These scenarios are only two of many such instances. In each case, to have a project run on time, a project must involve all stakeholders.

Scenario 1:

In a case like the first scenario where a project manager is not allowed to work with all stakeholders, the only solution is to walk away.

A project team must be allowed contact with the client. This is imperative as using a liaison working as a go-between to get important technical details is subject to misunderstandings. Furthermore, it will result in the delivery of an inferior product.

Scenario 2:

In this case, which happens very often, the original plans are changed, without understanding the effects to the triple constraint, before assigning a project manager. In this case, a project manager must take the lead and ensure the plans handed to them fits the original agreements with the customer. When a problem such as Laura’s warehouse project, the project manager should not be afraid to point these problems out at the start.

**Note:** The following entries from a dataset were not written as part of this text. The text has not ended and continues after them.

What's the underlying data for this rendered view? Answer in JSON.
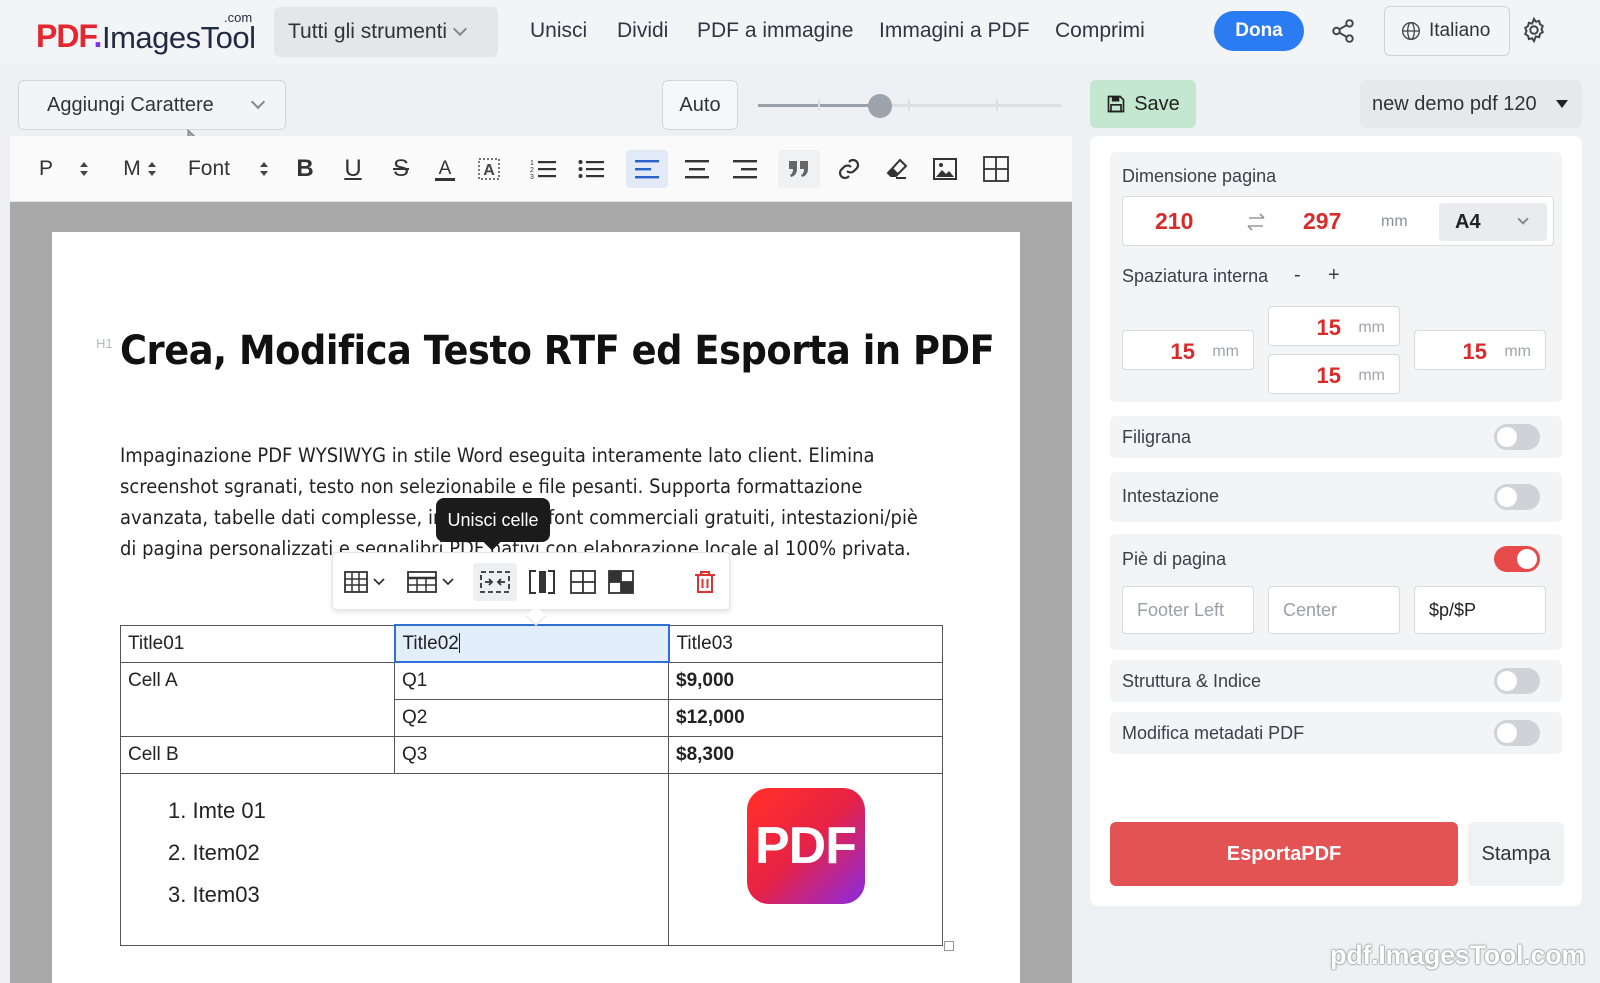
{
  "brand": {
    "logo_pdf": "PDF",
    "logo_dot": ".",
    "logo_name": "ImagesTool",
    "logo_tld": ".com"
  },
  "nav": {
    "tools_dropdown": "Tutti gli strumenti",
    "links": [
      "Unisci",
      "Dividi",
      "PDF a immagine",
      "Immagini a PDF",
      "Comprimi"
    ],
    "donate": "Dona",
    "language": "Italiano"
  },
  "editor": {
    "char_dropdown": "Aggiungi Carattere",
    "auto_button": "Auto",
    "zoom_level": 0.4,
    "toolbar": {
      "paragraph": "P",
      "size": "M",
      "font": "Font",
      "bold": "B",
      "underline": "U",
      "strike": "S",
      "text_color": "A"
    }
  },
  "document": {
    "heading_tag": "H1",
    "title": "Crea, Modifica Testo RTF ed Esporta in PDF",
    "paragraph": "Impaginazione PDF WYSIWYG in stile Word eseguita interamente lato client. Elimina screenshot sgranati, testo non selezionabile e file pesanti. Supporta formattazione avanzata, tabelle dati complesse, inclusi molto font commerciali gratuiti, intestazioni/piè di pagina personalizzati e segnalibri PDF nativi con elaborazione locale al 100% privata.",
    "table": {
      "headers": [
        "Title01",
        "Title02",
        "Title03"
      ],
      "rows": [
        [
          "Cell A",
          "Q1",
          "$9,000"
        ],
        [
          "",
          "Q2",
          "$12,000"
        ],
        [
          "Cell B",
          "Q3",
          "$8,300"
        ]
      ],
      "list_items": [
        "1. Imte 01",
        "2. Item02",
        "3. Item03"
      ],
      "image_label": "PDF"
    },
    "tooltip": "Unisci celle"
  },
  "panel": {
    "save": "Save",
    "document_name": "new demo pdf 120",
    "page_size_label": "Dimensione pagina",
    "width": "210",
    "height": "297",
    "unit": "mm",
    "paper": "A4",
    "padding_label": "Spaziatura interna",
    "padding_minus": "-",
    "padding_plus": "+",
    "padding": {
      "top": "15",
      "left": "15",
      "right": "15",
      "bottom": "15"
    },
    "watermark_label": "Filigrana",
    "header_label": "Intestazione",
    "footer_label": "Piè di pagina",
    "footer_left": "Footer Left",
    "footer_center": "Center",
    "footer_right": "$p/$P",
    "outline_label": "Struttura & Indice",
    "metadata_label": "Modifica metadati PDF",
    "export": "EsportaPDF",
    "print": "Stampa"
  },
  "watermark_text": "pdf.ImagesTool.com"
}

In all projects

A crucial part of project management is communication. A project manager must have written documented proof of all critical decisions. When a decision is made, it is advisable to have it in writing. A good example is keeping up good meeting minutes in calls. When keeping “meeting minutes,” it would be advisable to immediately get all stakeholders to look at a copy and get a written reply of the agreement.


  • Ken Tillery

    Ken holds a Master of Science in Global Management and currently works as a Global Project Manager and has worked as a Global Service Delivery Manager. Ken spent the last 15 years leading globally dispersed teams with team members located in multiple countries. Has also given classes on how to deal with cultural differences and related issues when working with project teams with members located across borders and continents.

    View all posts